UN number (i.e., four-figure identification number of the substance).
UN proper shipping name.
Transport hazard class(es).
Packing group number, if applicable, based on the degree of hazard.
Environmental hazards (e.g., identify if it is a marine pollutant
according to the International Maritime Dangerous Goods Code (IMDG
Guidance on transport in bulk (according to Annex II of MARPOL 73/783
and the International Code for the Construction and Equipment of Ships
Carrying Dangerous Chemicals in Bulk (International Bulk Chemical Code
Any special precautions which an employee should be aware of or
needs to comply with, in connection with transport or conveyance
either within or outside their premises. 39
Section 15- Regulatory Information
This section identifies the safety, health, and
environmental regulations specific for the product
that is not indicated anywhere else on the SDS. The
information may include:
Any national and/or regional regulatory
information of the chemical or mixtures (including
any OSHA, Department of Transportation,
Environmental Protection Agency, or Consumer
Product Safety Commission regulations).
The non OSHA regulated sections
Section 12. Ecological information
Section 13. Disposal considerations
Section 14. Transport information
Section 15. Regulatory information
In regard to Sections 12-15; OSHA does not
regulate these areas, they concern matters
handled by other agencies.
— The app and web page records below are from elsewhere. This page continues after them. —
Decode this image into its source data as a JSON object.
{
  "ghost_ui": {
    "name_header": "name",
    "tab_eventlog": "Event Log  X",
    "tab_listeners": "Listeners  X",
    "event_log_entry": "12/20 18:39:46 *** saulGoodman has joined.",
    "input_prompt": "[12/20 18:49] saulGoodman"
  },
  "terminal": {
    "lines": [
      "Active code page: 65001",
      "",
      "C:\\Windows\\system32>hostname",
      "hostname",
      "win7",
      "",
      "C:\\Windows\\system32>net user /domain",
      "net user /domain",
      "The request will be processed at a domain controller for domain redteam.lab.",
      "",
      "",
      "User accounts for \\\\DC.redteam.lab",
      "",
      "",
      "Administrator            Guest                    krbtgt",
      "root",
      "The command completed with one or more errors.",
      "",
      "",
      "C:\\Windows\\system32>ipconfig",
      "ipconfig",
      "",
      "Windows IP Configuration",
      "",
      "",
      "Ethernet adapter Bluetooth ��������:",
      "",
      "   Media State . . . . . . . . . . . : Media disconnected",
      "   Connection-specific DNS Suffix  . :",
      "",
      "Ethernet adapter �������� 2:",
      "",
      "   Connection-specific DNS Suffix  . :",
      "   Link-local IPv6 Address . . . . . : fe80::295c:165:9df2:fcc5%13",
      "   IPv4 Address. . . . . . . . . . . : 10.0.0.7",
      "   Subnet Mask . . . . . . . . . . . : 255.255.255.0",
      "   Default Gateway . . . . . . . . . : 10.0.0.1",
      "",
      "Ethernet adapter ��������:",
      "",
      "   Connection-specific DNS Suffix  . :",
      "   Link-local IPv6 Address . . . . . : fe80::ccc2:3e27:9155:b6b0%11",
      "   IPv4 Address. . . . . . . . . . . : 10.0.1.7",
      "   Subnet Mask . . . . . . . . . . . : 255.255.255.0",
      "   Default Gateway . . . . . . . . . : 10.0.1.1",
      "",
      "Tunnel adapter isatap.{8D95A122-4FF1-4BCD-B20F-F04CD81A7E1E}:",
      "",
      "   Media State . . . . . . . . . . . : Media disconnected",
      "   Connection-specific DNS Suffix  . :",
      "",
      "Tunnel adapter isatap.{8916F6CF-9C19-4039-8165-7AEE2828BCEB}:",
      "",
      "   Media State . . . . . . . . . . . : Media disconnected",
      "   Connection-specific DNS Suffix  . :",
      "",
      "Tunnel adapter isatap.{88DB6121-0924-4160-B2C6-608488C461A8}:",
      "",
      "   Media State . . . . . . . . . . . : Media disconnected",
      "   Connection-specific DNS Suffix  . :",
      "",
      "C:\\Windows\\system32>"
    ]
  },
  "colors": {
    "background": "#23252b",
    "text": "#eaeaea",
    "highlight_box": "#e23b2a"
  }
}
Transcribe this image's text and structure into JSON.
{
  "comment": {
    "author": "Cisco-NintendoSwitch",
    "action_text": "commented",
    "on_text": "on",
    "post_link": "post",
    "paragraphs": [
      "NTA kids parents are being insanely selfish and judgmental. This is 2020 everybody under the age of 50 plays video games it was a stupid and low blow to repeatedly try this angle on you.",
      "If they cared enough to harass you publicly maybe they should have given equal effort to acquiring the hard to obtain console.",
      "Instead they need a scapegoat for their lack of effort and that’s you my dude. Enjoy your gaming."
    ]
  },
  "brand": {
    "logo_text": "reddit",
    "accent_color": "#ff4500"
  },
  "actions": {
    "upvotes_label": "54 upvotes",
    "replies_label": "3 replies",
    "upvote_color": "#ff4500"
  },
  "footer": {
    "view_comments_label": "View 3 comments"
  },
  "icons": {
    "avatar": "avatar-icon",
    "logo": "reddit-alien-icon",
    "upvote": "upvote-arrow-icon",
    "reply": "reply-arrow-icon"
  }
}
These sections are
however, required by the GHS.
Section 16- Other Information
This section indicates when the SDS was
prepared or when the last known revision was
The SDS may also state where the changes
have been made to the previous version. You
may wish to contact the supplier for an
explanation of the changes. Other useful
information also may be included here.
SDS summary (cont.)
Section 9. Physical and chemical properties
Section 10. Stability and reactivity
Section 11. Toxicological information
Section 12. Ecological information (non-
Section 13. Disposal considerations (non-
Section 14. Transport information (non-
Section 15. Regulatory information (non-
Section 16. Other information, including date
of preparation or last revision
Summary of Labels
Name, Address and Telephone Number
Part 7 of the HAZCOM plan
Hazard Assessment: what is our risk level onsite?
Develop a written HAZCOM Plan to meet that
risk: A written plan should include lists of
hazardous chemicals present; labeling of
containers of chemicals in the workplace, as well
as of containers of chemicals being shipped to
other workplaces; preparation and distribution of
safety data sheets to employees; and
development and implementation of employee
training programs regarding hazards of chemicals
and protective measures.
Appointment of a HAZCOM Coordinator
Conduct the chemical inventory
Initiate labeling requirements
Maintain the MSDS/SDS library
Establish employee training